== Work required ==
The required output is all lines below that contain the word "JSON".

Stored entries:
* * * *
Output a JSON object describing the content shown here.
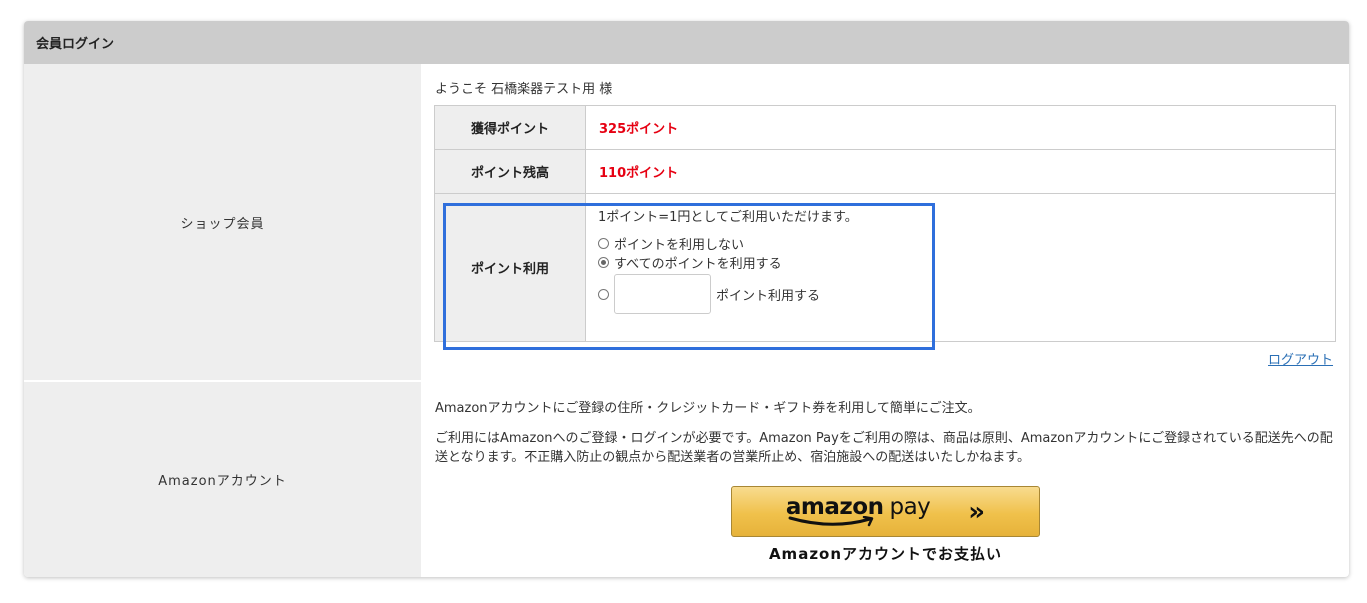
{
  "header": {
    "title": "会員ログイン"
  },
  "shop_member": {
    "label": "ショップ会員",
    "welcome": "ようこそ 石橋楽器テスト用 様",
    "earned_points_label": "獲得ポイント",
    "earned_points_value": "325ポイント",
    "balance_label": "ポイント残高",
    "balance_value": "110ポイント",
    "use_label": "ポイント利用",
    "use_note": "1ポイント=1円としてご利用いただけます。",
    "options": [
      {
        "label": "ポイントを利用しない",
        "checked": false
      },
      {
        "label": "すべてのポイントを利用する",
        "checked": true
      },
      {
        "label": "ポイント利用する",
        "checked": false
      }
    ],
    "amount_input_value": "",
    "logout_label": "ログアウト"
  },
  "amazon": {
    "label": "Amazonアカウント",
    "desc1": "Amazonアカウントにご登録の住所・クレジットカード・ギフト券を利用して簡単にご注文。",
    "desc2": "ご利用にはAmazonへのご登録・ログインが必要です。Amazon Payをご利用の際は、商品は原則、Amazonアカウントにご登録されている配送先への配送となります。不正購入防止の観点から配送業者の営業所止め、宿泊施設への配送はいたしかねます。",
    "button_logo_main": "amazon",
    "button_logo_pay": "pay",
    "button_caption": "Amazonアカウントでお支払い"
  },
  "colors": {
    "accent_red": "#e60012",
    "highlight_blue": "#2f6fdc",
    "link_blue": "#2a6fb5",
    "amazon_yellow": "#f0c14b"
  },
  "icons": {
    "pay_chevron": "double-chevron-right-icon",
    "smile": "amazon-smile-icon"
  }
}
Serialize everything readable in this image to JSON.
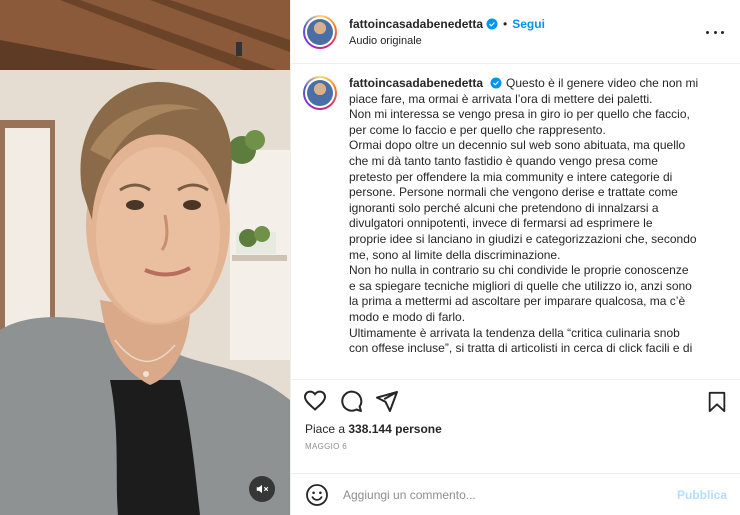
{
  "header": {
    "username": "fattoincasadabenedetta",
    "separator": "•",
    "follow_label": "Segui",
    "audio": "Audio originale"
  },
  "caption": {
    "username": "fattoincasadabenedetta",
    "lines": [
      "Questo è il genere video che non mi",
      "piace fare, ma ormai è arrivata l’ora di mettere dei paletti.",
      "Non mi interessa se vengo presa in giro io per quello che faccio,",
      "per come lo faccio e per quello che rappresento.",
      "Ormai dopo oltre un decennio sul web sono abituata, ma quello",
      "che mi dà tanto tanto fastidio è quando vengo presa come",
      "pretesto per offendere la mia community e intere categorie di",
      "persone. Persone normali che vengono derise e trattate come",
      "ignoranti solo perché alcuni che pretendono di innalzarsi a",
      "divulgatori onnipotenti, invece di fermarsi ad esprimere le",
      "proprie idee si lanciano in giudizi e categorizzazioni che, secondo",
      "me, sono al limite della discriminazione.",
      "Non ho nulla in contrario su chi condivide le proprie conoscenze",
      "e sa spiegare tecniche migliori di quelle che utilizzo io, anzi sono",
      "la prima a mettermi ad ascoltare per imparare qualcosa, ma c’è",
      "modo e modo di farlo.",
      "Ultimamente è arrivata la tendenza della “critica culinaria snob",
      "con offese incluse”, si tratta di articolisti in cerca di click facili e di"
    ]
  },
  "likes": {
    "prefix": "Piace a",
    "count": "338.144",
    "suffix": "persone"
  },
  "date": "MAGGIO 6",
  "comment": {
    "placeholder": "Aggiungi un commento...",
    "publish_label": "Pubblica"
  },
  "icons": {
    "like": "heart-icon",
    "comment": "comment-icon",
    "share": "share-icon",
    "save": "bookmark-icon",
    "emoji": "emoji-icon",
    "mute": "speaker-muted-icon",
    "more": "more-options-icon",
    "verified": "verified-badge-icon"
  },
  "colors": {
    "follow": "#0095f6",
    "verified": "#0095f6",
    "publish_disabled": "#b2dffc",
    "muted_text": "#8e8e8e"
  }
}
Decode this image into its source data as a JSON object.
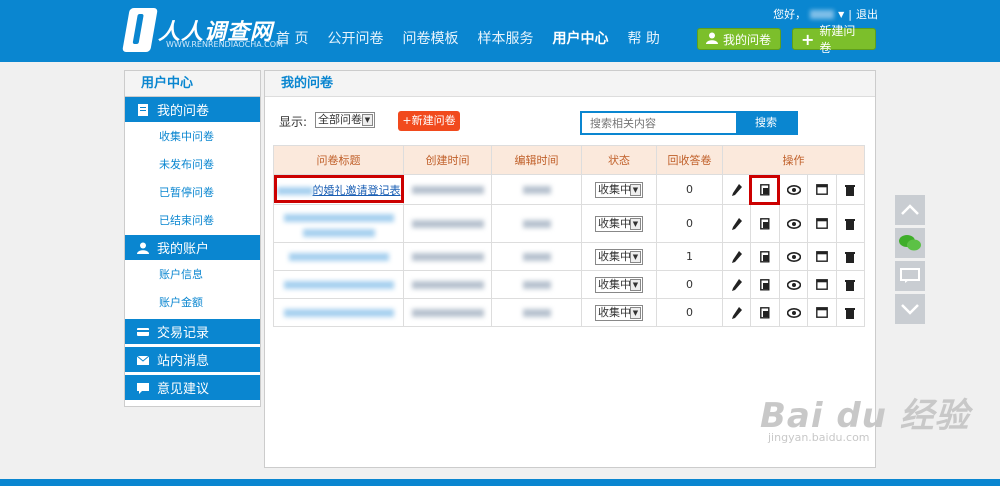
{
  "brand": {
    "name": "人人调查网",
    "tagline": "WWW.RENRENDIAOCHA.COM"
  },
  "userbar": {
    "greeting": "您好，",
    "logout": "退出"
  },
  "nav": [
    "首 页",
    "公开问卷",
    "问卷模板",
    "样本服务",
    "用户中心",
    "帮 助"
  ],
  "header_buttons": {
    "my_surveys": "我的问卷",
    "new_survey": "新建问卷"
  },
  "sidebar": {
    "title": "用户中心",
    "sections": [
      {
        "label": "我的问卷",
        "icon": "document-icon",
        "items": [
          "收集中问卷",
          "未发布问卷",
          "已暂停问卷",
          "已结束问卷"
        ]
      },
      {
        "label": "我的账户",
        "icon": "user-icon",
        "items": [
          "账户信息",
          "账户金额"
        ]
      },
      {
        "label": "交易记录",
        "icon": "card-icon",
        "items": []
      },
      {
        "label": "站内消息",
        "icon": "mail-icon",
        "items": []
      },
      {
        "label": "意见建议",
        "icon": "comment-icon",
        "items": []
      }
    ]
  },
  "main": {
    "title": "我的问卷",
    "show_label": "显示:",
    "show_select": "全部问卷",
    "new_button": "+新建问卷",
    "search_placeholder": "搜索相关内容",
    "search_button": "搜索"
  },
  "table": {
    "headers": [
      "问卷标题",
      "创建时间",
      "编辑时间",
      "状态",
      "回收答卷",
      "操作"
    ],
    "rows": [
      {
        "title_visible": "的婚礼邀请登记表",
        "status": "收集中",
        "count": "0"
      },
      {
        "title_visible": "",
        "status": "收集中",
        "count": "0"
      },
      {
        "title_visible": "",
        "status": "收集中",
        "count": "1"
      },
      {
        "title_visible": "",
        "status": "收集中",
        "count": "0"
      },
      {
        "title_visible": "",
        "status": "收集中",
        "count": "0"
      }
    ]
  },
  "watermark": {
    "main": "Bai du 经验",
    "sub": "jingyan.baidu.com"
  },
  "colors": {
    "primary": "#0a86d0",
    "green": "#7cbf2b",
    "red": "#f14a1d",
    "highlight": "#cc0000",
    "header_bg": "#fbe9dc"
  }
}
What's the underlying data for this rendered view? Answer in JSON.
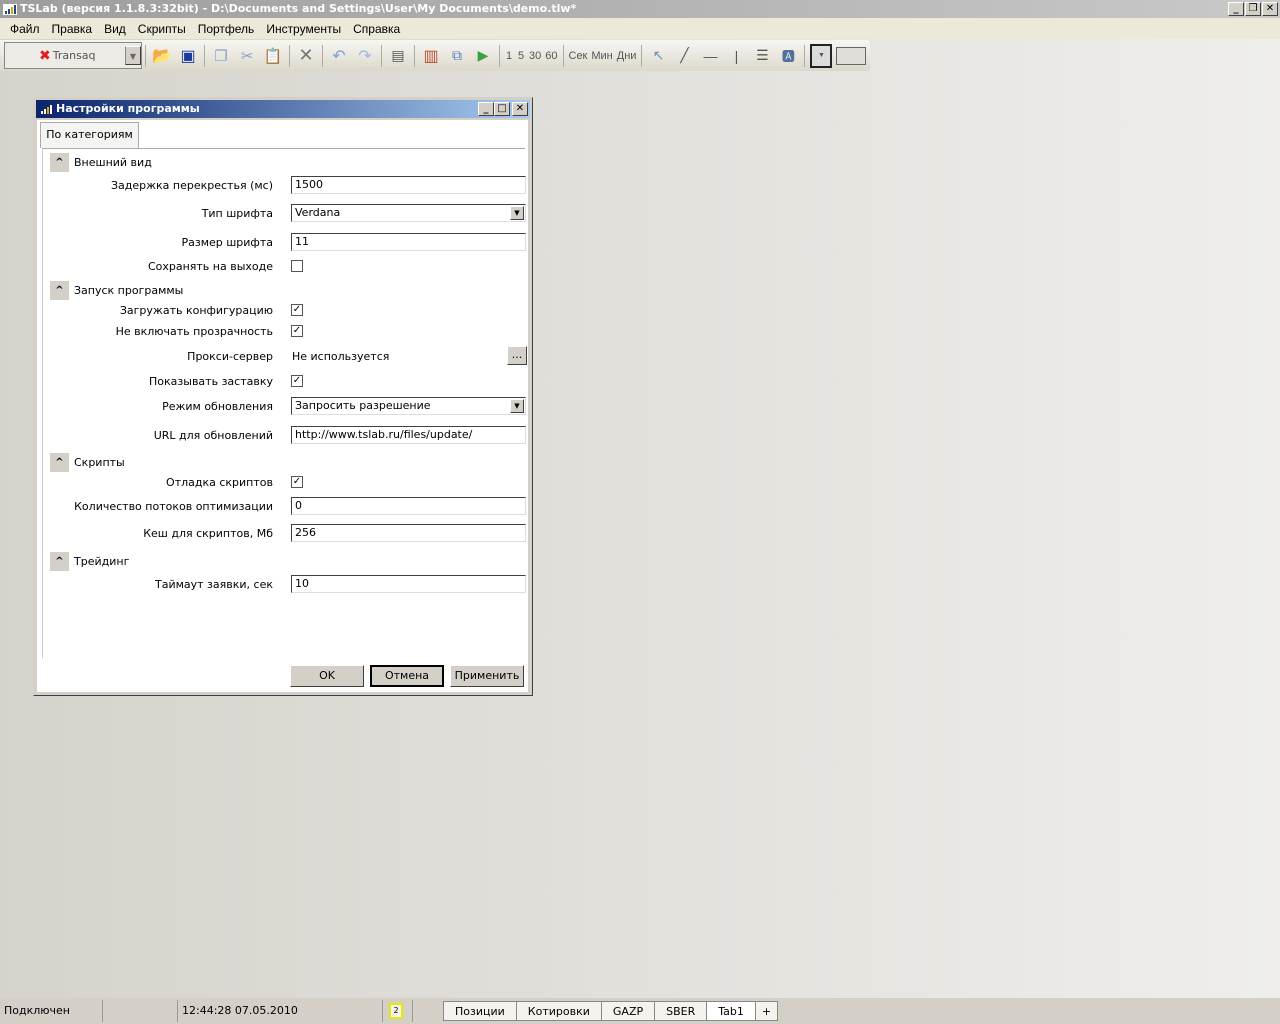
{
  "app": {
    "title": "TSLab (версия 1.1.8.3:32bit) - D:\\Documents and Settings\\User\\My Documents\\demo.tlw*"
  },
  "menu": [
    "Файл",
    "Правка",
    "Вид",
    "Скрипты",
    "Портфель",
    "Инструменты",
    "Справка"
  ],
  "toolbar": {
    "connector": "Transaq",
    "intervals": [
      "1",
      "5",
      "30",
      "60"
    ],
    "units": [
      "Сек",
      "Мин",
      "Дни"
    ]
  },
  "dialog": {
    "title": "Настройки программы",
    "tab": "По категориям",
    "sections": {
      "appearance": "Внешний вид",
      "startup": "Запуск программы",
      "scripts": "Скрипты",
      "trading": "Трейдинг"
    },
    "fields": {
      "crosshair_delay": {
        "label": "Задержка перекрестья (мс)",
        "value": "1500"
      },
      "font_type": {
        "label": "Тип шрифта",
        "value": "Verdana"
      },
      "font_size": {
        "label": "Размер шрифта",
        "value": "11"
      },
      "save_on_exit": {
        "label": "Сохранять на выходе",
        "checked": false
      },
      "load_config": {
        "label": "Загружать конфигурацию",
        "checked": true
      },
      "no_transparency": {
        "label": "Не включать прозрачность",
        "checked": true
      },
      "proxy": {
        "label": "Прокси-сервер",
        "value": "Не используется",
        "button": "..."
      },
      "splash": {
        "label": "Показывать заставку",
        "checked": true
      },
      "update_mode": {
        "label": "Режим обновления",
        "value": "Запросить разрешение"
      },
      "update_url": {
        "label": "URL для обновлений",
        "value": "http://www.tslab.ru/files/update/"
      },
      "debug_scripts": {
        "label": "Отладка скриптов",
        "checked": true
      },
      "opt_threads": {
        "label": "Количество потоков оптимизации",
        "value": "0"
      },
      "script_cache": {
        "label": "Кеш для скриптов, Мб",
        "value": "256"
      },
      "order_timeout": {
        "label": "Таймаут заявки, сек",
        "value": "10"
      }
    },
    "buttons": {
      "ok": "OK",
      "cancel": "Отмена",
      "apply": "Применить"
    }
  },
  "status": {
    "connection": "Подключен",
    "datetime": "12:44:28 07.05.2010",
    "badge": "2",
    "tabs": [
      "Позиции",
      "Котировки",
      "GAZP",
      "SBER",
      "Tab1",
      "+"
    ]
  }
}
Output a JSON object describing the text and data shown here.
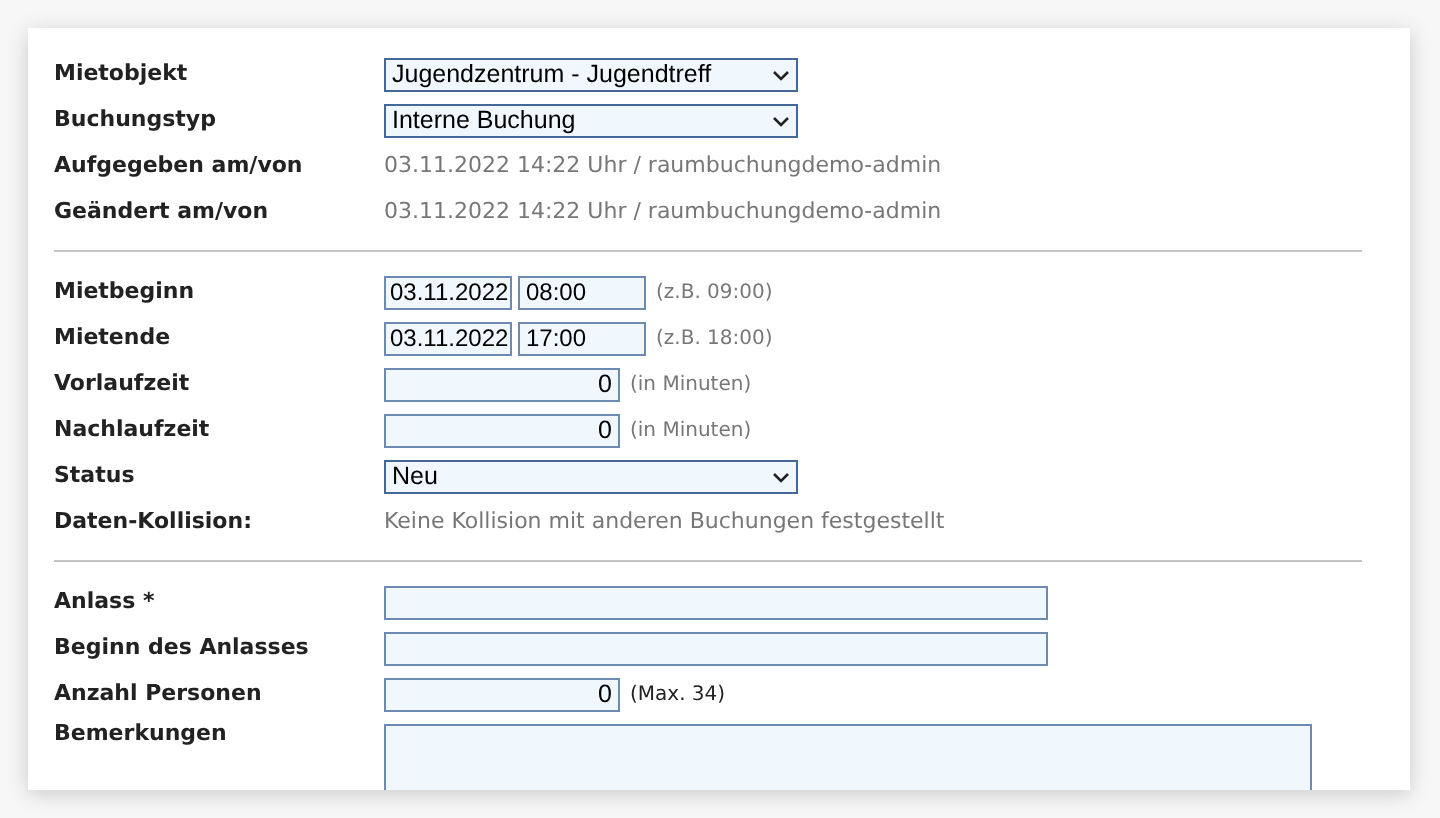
{
  "sections": [
    {
      "rows": [
        {
          "kind": "select",
          "label": "Mietobjekt",
          "value": "Jugendzentrum - Jugendtreff"
        },
        {
          "kind": "select",
          "label": "Buchungstyp",
          "value": "Interne Buchung"
        },
        {
          "kind": "info",
          "label": "Aufgegeben am/von",
          "value": "03.11.2022 14:22 Uhr / raumbuchungdemo-admin"
        },
        {
          "kind": "info",
          "label": "Geändert am/von",
          "value": "03.11.2022 14:22 Uhr / raumbuchungdemo-admin"
        }
      ]
    },
    {
      "rows": [
        {
          "kind": "datetime",
          "label": "Mietbeginn",
          "date": "03.11.2022",
          "time": "08:00",
          "hint": "(z.B. 09:00)"
        },
        {
          "kind": "datetime",
          "label": "Mietende",
          "date": "03.11.2022",
          "time": "17:00",
          "hint": "(z.B. 18:00)"
        },
        {
          "kind": "number",
          "label": "Vorlaufzeit",
          "value": "0",
          "hint": "(in Minuten)"
        },
        {
          "kind": "number",
          "label": "Nachlaufzeit",
          "value": "0",
          "hint": "(in Minuten)"
        },
        {
          "kind": "select",
          "label": "Status",
          "value": "Neu"
        },
        {
          "kind": "info",
          "label": "Daten-Kollision:",
          "value": "Keine Kollision mit anderen Buchungen festgestellt"
        }
      ]
    },
    {
      "rows": [
        {
          "kind": "text",
          "label": "Anlass *"
        },
        {
          "kind": "text",
          "label": "Beginn des Anlasses"
        },
        {
          "kind": "number",
          "label": "Anzahl Personen",
          "value": "0",
          "hint": "(Max. 34)",
          "hint_dark": true
        },
        {
          "kind": "textarea",
          "label": "Bemerkungen"
        }
      ]
    }
  ]
}
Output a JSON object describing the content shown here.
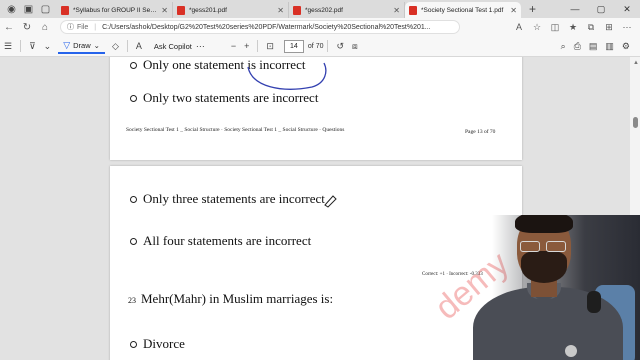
{
  "browser": {
    "tabs": [
      {
        "title": "*Syllabus for GROUP II Service",
        "active": false
      },
      {
        "title": "*gess201.pdf",
        "active": false
      },
      {
        "title": "*gess202.pdf",
        "active": false
      },
      {
        "title": "*Society Sectional Test 1.pdf",
        "active": true
      }
    ],
    "new_tab": "+",
    "address": {
      "file_label": "File",
      "url": "C:/Users/ashok/Desktop/G2%20Test%20series%20PDF/Watermark/Society%20Sectional%20Test%201..."
    }
  },
  "pdf_toolbar": {
    "draw_label": "Draw",
    "copilot_label": "Ask Copilot",
    "page_number": "14",
    "page_count": "of 70"
  },
  "document": {
    "page1": {
      "option_partial": "Only one statement is incorrect",
      "option_b": "Only two statements are incorrect",
      "footer_left": "Society Sectional Test 1 _ Social Structure · Society Sectional Test 1 _ Social Structure · Questions",
      "footer_right": "Page 13 of 70"
    },
    "page2": {
      "option_c": "Only three statements are incorrect",
      "option_d": "All four statements are incorrect",
      "marks": "Correct: +1 · Incorrect: -0.333",
      "question_number": "23",
      "question_text": "Mehr(Mahr) in Muslim marriages is:",
      "option_a": "Divorce",
      "watermark": "demy"
    }
  },
  "colors": {
    "accent": "#2563eb",
    "pdf_icon": "#d93025",
    "watermark": "#e63c3c"
  }
}
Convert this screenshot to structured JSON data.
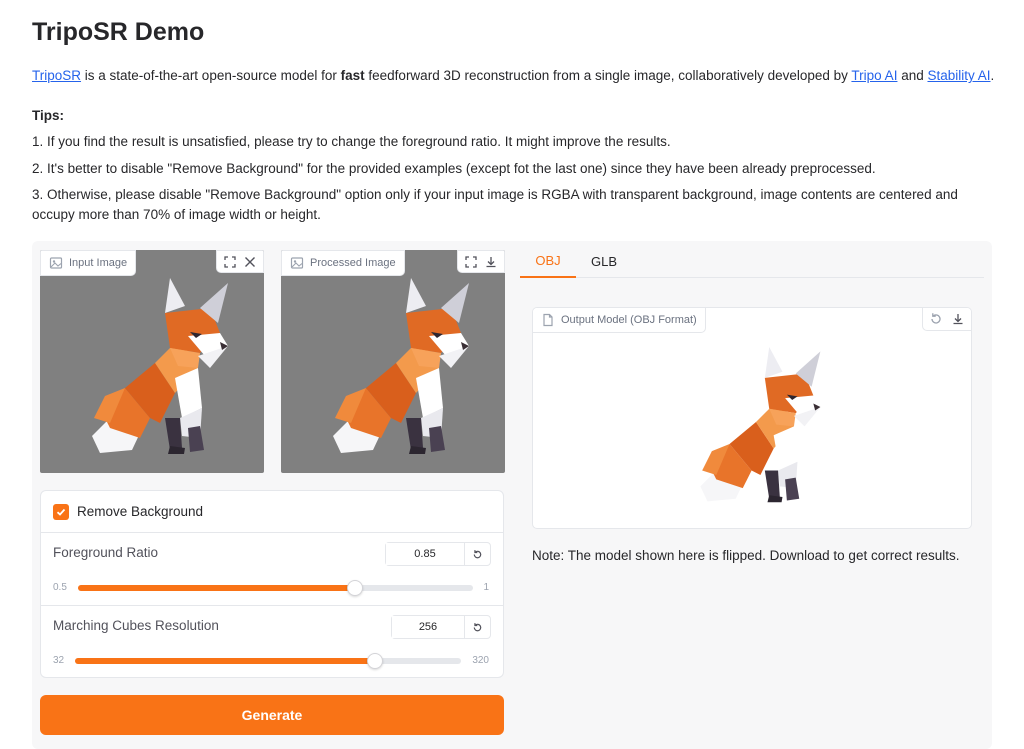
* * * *
== Output of the task ==
Output a JSON object describing the content shown here.
Serialize everything readable in this image to JSON.
Decode this image into its source data as a JSON object.
What's the underlying data for this rendered view? Answer in JSON.
Output a JSON object describing the text and data shown here.
Output a JSON object describing the content shown here.
Convert this screenshot to structured JSON data.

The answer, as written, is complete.